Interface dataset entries

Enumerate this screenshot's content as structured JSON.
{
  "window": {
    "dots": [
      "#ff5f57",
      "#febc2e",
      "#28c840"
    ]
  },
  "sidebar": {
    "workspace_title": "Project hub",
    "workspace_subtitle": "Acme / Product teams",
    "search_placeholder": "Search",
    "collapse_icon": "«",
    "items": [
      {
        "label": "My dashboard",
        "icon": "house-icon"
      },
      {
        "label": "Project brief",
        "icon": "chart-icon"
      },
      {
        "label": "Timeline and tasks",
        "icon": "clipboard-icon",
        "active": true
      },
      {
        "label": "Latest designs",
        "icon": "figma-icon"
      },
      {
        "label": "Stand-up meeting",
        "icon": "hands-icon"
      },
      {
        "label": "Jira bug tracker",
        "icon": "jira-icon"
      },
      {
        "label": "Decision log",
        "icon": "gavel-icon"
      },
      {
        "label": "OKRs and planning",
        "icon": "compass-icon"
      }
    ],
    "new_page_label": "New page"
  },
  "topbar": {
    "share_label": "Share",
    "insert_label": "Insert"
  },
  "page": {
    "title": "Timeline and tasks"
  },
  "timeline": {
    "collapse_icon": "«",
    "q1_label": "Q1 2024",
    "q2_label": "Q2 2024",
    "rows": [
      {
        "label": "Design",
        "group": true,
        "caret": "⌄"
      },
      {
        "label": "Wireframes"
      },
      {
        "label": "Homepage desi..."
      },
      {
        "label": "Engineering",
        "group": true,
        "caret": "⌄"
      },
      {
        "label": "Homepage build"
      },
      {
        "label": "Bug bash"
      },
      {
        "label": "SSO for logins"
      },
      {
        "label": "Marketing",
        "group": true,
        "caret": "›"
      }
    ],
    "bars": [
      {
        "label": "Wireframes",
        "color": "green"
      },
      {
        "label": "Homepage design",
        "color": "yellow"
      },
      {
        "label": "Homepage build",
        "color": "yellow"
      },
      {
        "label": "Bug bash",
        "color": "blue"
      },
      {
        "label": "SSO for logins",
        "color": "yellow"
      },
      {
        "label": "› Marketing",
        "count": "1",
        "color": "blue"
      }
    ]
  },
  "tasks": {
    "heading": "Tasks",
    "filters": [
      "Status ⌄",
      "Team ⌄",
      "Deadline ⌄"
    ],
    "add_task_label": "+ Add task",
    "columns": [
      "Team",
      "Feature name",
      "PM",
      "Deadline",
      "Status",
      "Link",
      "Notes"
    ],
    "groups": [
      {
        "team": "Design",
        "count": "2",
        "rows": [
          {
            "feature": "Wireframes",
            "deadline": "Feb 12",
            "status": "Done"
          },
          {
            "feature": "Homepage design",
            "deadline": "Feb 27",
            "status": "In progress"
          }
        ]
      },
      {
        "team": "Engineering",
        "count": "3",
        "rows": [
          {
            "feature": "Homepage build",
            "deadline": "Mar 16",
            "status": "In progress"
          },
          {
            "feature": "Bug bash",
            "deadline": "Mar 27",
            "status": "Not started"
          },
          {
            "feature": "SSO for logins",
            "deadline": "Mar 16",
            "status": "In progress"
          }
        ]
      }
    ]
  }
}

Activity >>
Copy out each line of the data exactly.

Task result >>
Enumerate this screenshot's content as structured JSON.
{
  "window": {
    "dots": [
      "#ff5f57",
      "#febc2e",
      "#28c840"
    ]
  },
  "sidebar": {
    "workspace_title": "Project hub",
    "workspace_subtitle": "Acme / Product teams",
    "search_placeholder": "Search",
    "collapse_icon": "«",
    "items": [
      {
        "label": "My dashboard",
        "icon": "house-icon"
      },
      {
        "label": "Project brief",
        "icon": "chart-icon"
      },
      {
        "label": "Timeline and tasks",
        "icon": "clipboard-icon",
        "active": true
      },
      {
        "label": "Latest designs",
        "icon": "figma-icon"
      },
      {
        "label": "Stand-up meeting",
        "icon": "hands-icon"
      },
      {
        "label": "Jira bug tracker",
        "icon": "jira-icon"
      },
      {
        "label": "Decision log",
        "icon": "gavel-icon"
      },
      {
        "label": "OKRs and planning",
        "icon": "compass-icon"
      }
    ],
    "new_page_label": "New page"
  },
  "topbar": {
    "share_label": "Share",
    "insert_label": "Insert"
  },
  "page": {
    "title": "Timeline and tasks"
  },
  "timeline": {
    "collapse_icon": "«",
    "q1_label": "Q1 2024",
    "q2_label": "Q2 2024",
    "rows": [
      {
        "label": "Design",
        "group": true,
        "caret": "⌄"
      },
      {
        "label": "Wireframes"
      },
      {
        "label": "Homepage desi..."
      },
      {
        "label": "Engineering",
        "group": true,
        "caret": "⌄"
      },
      {
        "label": "Homepage build"
      },
      {
        "label": "Bug bash"
      },
      {
        "label": "SSO for logins"
      },
      {
        "label": "Marketing",
        "group": true,
        "caret": "›"
      }
    ],
    "bars": [
      {
        "label": "Wireframes",
        "color": "green"
      },
      {
        "label": "Homepage design",
        "color": "yellow"
      },
      {
        "label": "Homepage build",
        "color": "yellow"
      },
      {
        "label": "Bug bash",
        "color": "blue"
      },
      {
        "label": "SSO for logins",
        "color": "yellow"
      },
      {
        "label": "› Marketing",
        "count": "1",
        "color": "blue"
      }
    ]
  },
  "tasks": {
    "heading": "Tasks",
    "filters": [
      "Status ⌄",
      "Team ⌄",
      "Deadline ⌄"
    ],
    "add_task_label": "+ Add task",
    "columns": [
      "Team",
      "Feature name",
      "PM",
      "Deadline",
      "Status",
      "Link",
      "Notes"
    ],
    "groups": [
      {
        "team": "Design",
        "count": "2",
        "rows": [
          {
            "feature": "Wireframes",
            "deadline": "Feb 12",
            "status": "Done"
          },
          {
            "feature": "Homepage design",
            "deadline": "Feb 27",
            "status": "In progress"
          }
        ]
      },
      {
        "team": "Engineering",
        "count": "3",
        "rows": [
          {
            "feature": "Homepage build",
            "deadline": "Mar 16",
            "status": "In progress"
          },
          {
            "feature": "Bug bash",
            "deadline": "Mar 27",
            "status": "Not started"
          },
          {
            "feature": "SSO for logins",
            "deadline": "Mar 16",
            "status": "In progress"
          }
        ]
      }
    ]
  }
}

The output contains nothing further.